Why You Should Stop Explaining Yourself
What would you do if you knew you could not fail?
I’ve seen this quote everywhere. I’m pretty sure it has been rePinned approximately one jillion times. It’s designed to shake you loose from the rigid confines of your own expectations and chip away at the quick-setting emotional concrete so many of us get stuck in. Forget reality, forget circumstances, forget the limitations of the time-space continuum – what would you do if you knew success was guaranteed?
When I was a child this answer was easy: rule the Universe with an omnipotent, benevolent, candy-sticky fist. Then my ambitions evolved to include marrying Ricky Schroeder, becoming a pop star, writing professionally, and developing magical powers. If the Harry Potter books had been published then, I’d’ve been hoping for a letter from Hogwarts.
These days the question is much more existential. What would I do? I’d take chances. I thought about it as I dangled hundreds of feet above the ground, suspended from a zip line harness in the Alaskan wilderness. My brain was 99.7 percent sure I could not fail, and the baby-faced 19-year-old guide who fastened my gear and told me I was going to “rock it out” assured me so. My body, however, was convinced death, or at least catastrophic injury, was imminent, and had helpfully released life-saving levels of adrenaline because there’s no situation that can’t be made better by uncontrollable shaking. The point is, the fact that the chance of failure is small does not equal motivation.
I’ve recently decided that we’re asking ourselves the wrong question.

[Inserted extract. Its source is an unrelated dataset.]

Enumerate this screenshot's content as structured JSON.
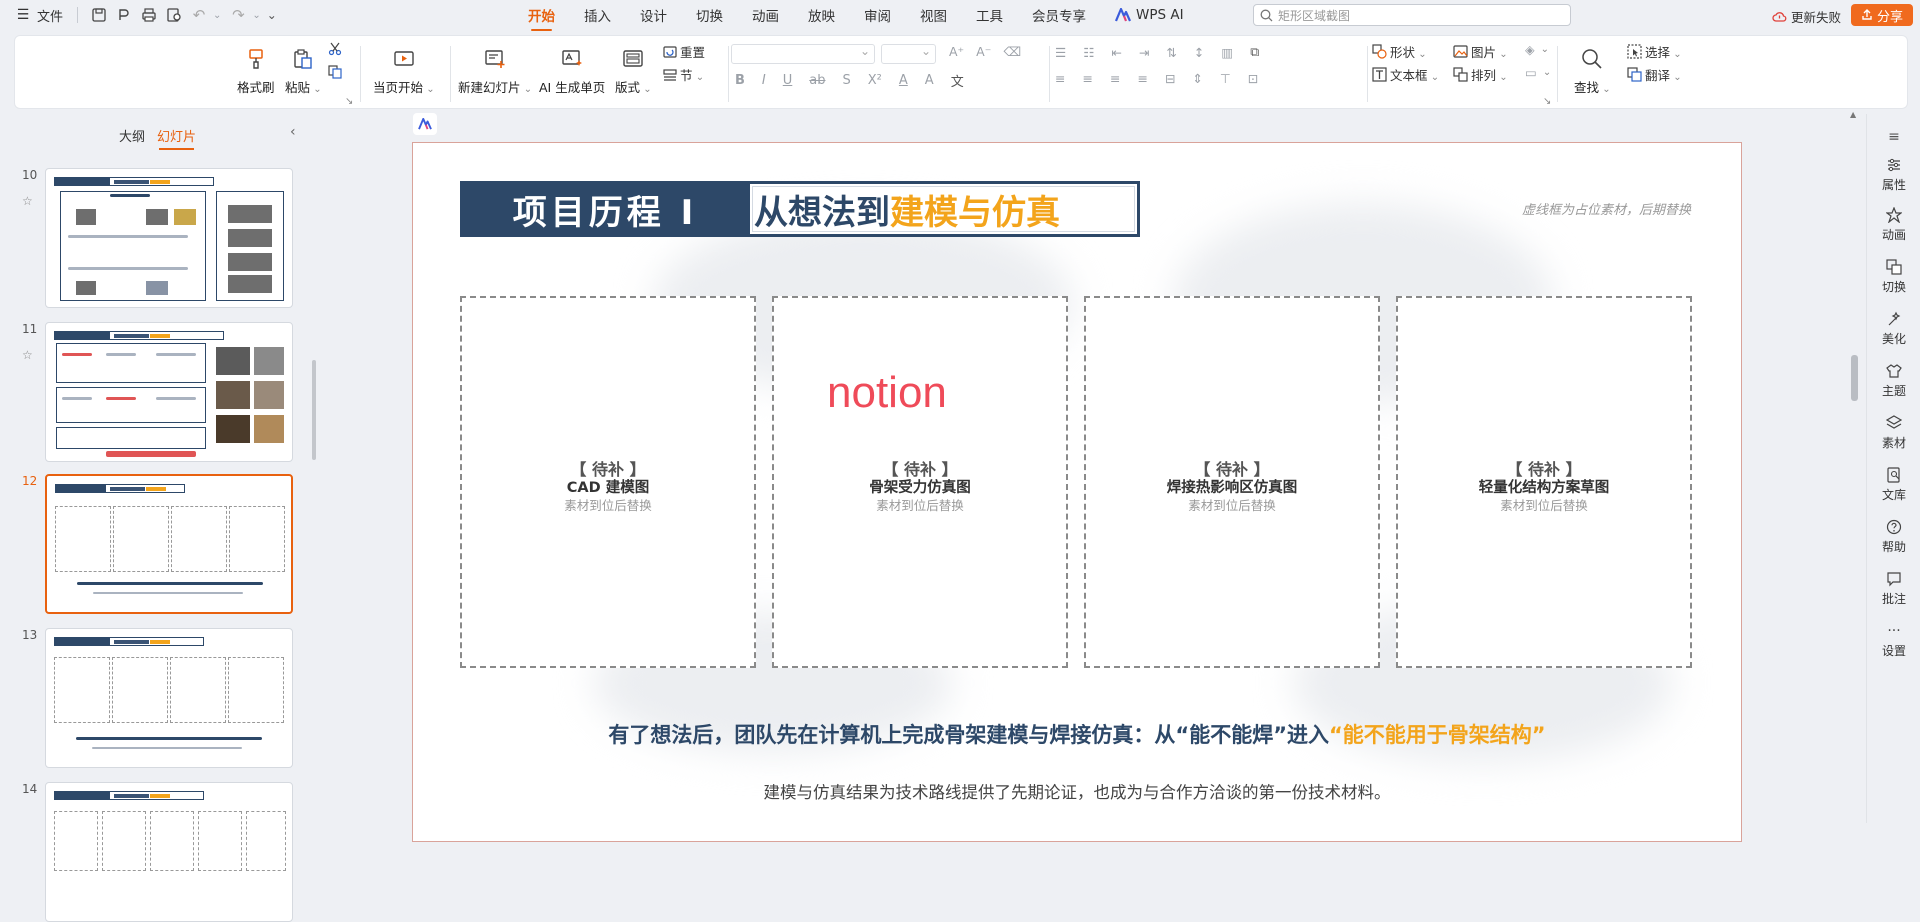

It’s not so much the fear of failure that stops me—although that explains why I won’t even attempt to try on that pair of white skinny jeans–it’s having to justify myself. This also works with the skinny jeans example.
What would you do if you knew you didn’t have to justify yourself?
How about that? What if you didn’t have to explain yourself or your goals, however humble or lofty, to anyone? What if you just went for it and stopped questioning yourself or worrying about how it looks to other people? (Again with the white skinny jeans! Ok, maybe in that case you should worry how it will look. Because of adulthood.)
Seriously, though, it might be something like this:
I want to write a book about all the shit I went through growing up / open up a flamenco bar / take up cosplay / raise Puggles.
I’m not going to question this brightly burning spark of desire and ambition. Is it something I may have to examine later in therapy? Yes. Am I going to squash it now with worry and overthinking? NO.
People may or may not: ask me if I’ve lost my ever-loving mind / become furiously butthurt / point and laugh / quietly begin planning an intervention. I am going to put on my metaphorical Teflon helmet and let all the doubts and speculation slide off. Instead, I’m going to proceed with step one, which is getting started. I’ll learn as I go.
I don’t know about you, but when I just played out that scenario in my head, I realized the tremendous amount of energy I spend having imaginary conversations in which I explain the thing I’m about to do. Or the decision I’ve just made. Do you know how much freaking time that wastes? I’d be completely finished marathoning The Vampire Diaries by now if I’d cut that crap out.
So, my dearest darlings, here is my challenge and my wish for you: No more justifying. You, a beautiful, weird, quirky, flawed human being are completely and inherently valid. When some light kindles inside you, don’t question it. Cup it close and feed it. Let it burn big and bright. You can work on all that pesky verbalization and explanation later. For now, go after it.
This essay was originally published on Sweatpants & Coffee, here.